* _TASK DIRECTIONS_
Please copy out all lines of the entries that contain the word "Enzo".

Segment Start: RECORDS SUPPLIED

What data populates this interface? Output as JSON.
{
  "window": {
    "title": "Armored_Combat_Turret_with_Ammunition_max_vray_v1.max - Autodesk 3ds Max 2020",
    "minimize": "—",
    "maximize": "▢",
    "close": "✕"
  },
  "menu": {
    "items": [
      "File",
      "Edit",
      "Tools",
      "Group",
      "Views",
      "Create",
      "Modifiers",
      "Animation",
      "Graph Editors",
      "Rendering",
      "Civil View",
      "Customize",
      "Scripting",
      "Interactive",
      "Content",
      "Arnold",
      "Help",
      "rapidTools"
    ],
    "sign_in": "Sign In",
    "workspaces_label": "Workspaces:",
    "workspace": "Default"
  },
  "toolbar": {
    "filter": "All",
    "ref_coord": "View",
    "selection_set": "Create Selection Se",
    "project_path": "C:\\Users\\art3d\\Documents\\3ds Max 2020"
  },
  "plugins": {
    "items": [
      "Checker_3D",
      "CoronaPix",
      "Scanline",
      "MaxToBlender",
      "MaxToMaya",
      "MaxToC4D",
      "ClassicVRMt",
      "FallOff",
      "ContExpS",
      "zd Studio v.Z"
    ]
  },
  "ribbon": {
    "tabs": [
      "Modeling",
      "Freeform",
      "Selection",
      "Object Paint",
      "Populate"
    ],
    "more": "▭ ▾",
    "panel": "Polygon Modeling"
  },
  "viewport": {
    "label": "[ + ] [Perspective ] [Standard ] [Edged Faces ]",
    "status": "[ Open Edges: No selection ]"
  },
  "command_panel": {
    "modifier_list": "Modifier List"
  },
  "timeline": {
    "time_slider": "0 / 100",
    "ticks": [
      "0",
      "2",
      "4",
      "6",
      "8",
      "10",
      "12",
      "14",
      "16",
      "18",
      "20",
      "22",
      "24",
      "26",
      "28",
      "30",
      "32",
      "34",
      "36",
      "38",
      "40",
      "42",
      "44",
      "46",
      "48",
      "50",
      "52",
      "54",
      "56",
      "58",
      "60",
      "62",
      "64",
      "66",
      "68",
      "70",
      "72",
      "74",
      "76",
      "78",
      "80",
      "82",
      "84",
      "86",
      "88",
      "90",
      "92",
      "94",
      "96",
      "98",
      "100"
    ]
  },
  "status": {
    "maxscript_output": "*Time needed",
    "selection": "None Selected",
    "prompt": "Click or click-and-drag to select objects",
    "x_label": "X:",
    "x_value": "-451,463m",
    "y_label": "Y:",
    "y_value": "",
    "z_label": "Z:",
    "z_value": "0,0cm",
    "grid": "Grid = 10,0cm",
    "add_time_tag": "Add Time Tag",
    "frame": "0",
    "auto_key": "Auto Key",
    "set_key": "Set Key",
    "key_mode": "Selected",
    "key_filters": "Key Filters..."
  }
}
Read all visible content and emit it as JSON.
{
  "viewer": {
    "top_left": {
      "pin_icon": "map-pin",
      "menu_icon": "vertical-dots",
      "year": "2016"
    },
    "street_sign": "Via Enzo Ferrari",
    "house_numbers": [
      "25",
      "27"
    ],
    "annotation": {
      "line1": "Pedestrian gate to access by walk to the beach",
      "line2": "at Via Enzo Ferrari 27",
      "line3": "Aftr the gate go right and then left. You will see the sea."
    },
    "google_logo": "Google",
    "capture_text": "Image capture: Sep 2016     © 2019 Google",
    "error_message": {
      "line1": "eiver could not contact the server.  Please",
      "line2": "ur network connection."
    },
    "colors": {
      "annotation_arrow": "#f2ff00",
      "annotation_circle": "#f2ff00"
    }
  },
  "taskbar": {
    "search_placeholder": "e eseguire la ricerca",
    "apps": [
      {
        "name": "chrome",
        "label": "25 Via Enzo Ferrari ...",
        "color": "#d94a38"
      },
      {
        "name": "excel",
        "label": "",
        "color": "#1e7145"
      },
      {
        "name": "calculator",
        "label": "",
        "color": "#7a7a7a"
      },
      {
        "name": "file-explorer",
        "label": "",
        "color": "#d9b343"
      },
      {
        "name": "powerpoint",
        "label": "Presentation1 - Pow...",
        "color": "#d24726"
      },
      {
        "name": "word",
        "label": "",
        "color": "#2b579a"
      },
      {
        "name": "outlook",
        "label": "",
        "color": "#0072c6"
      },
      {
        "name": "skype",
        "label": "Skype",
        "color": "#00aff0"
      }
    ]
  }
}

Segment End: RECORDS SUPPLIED

* _OUTPUT FOR THIS TASK_
    "street_sign": "Via Enzo Ferrari",
      "line2": "at Via Enzo Ferrari 27",
        "label": "25 Via Enzo Ferrari ...",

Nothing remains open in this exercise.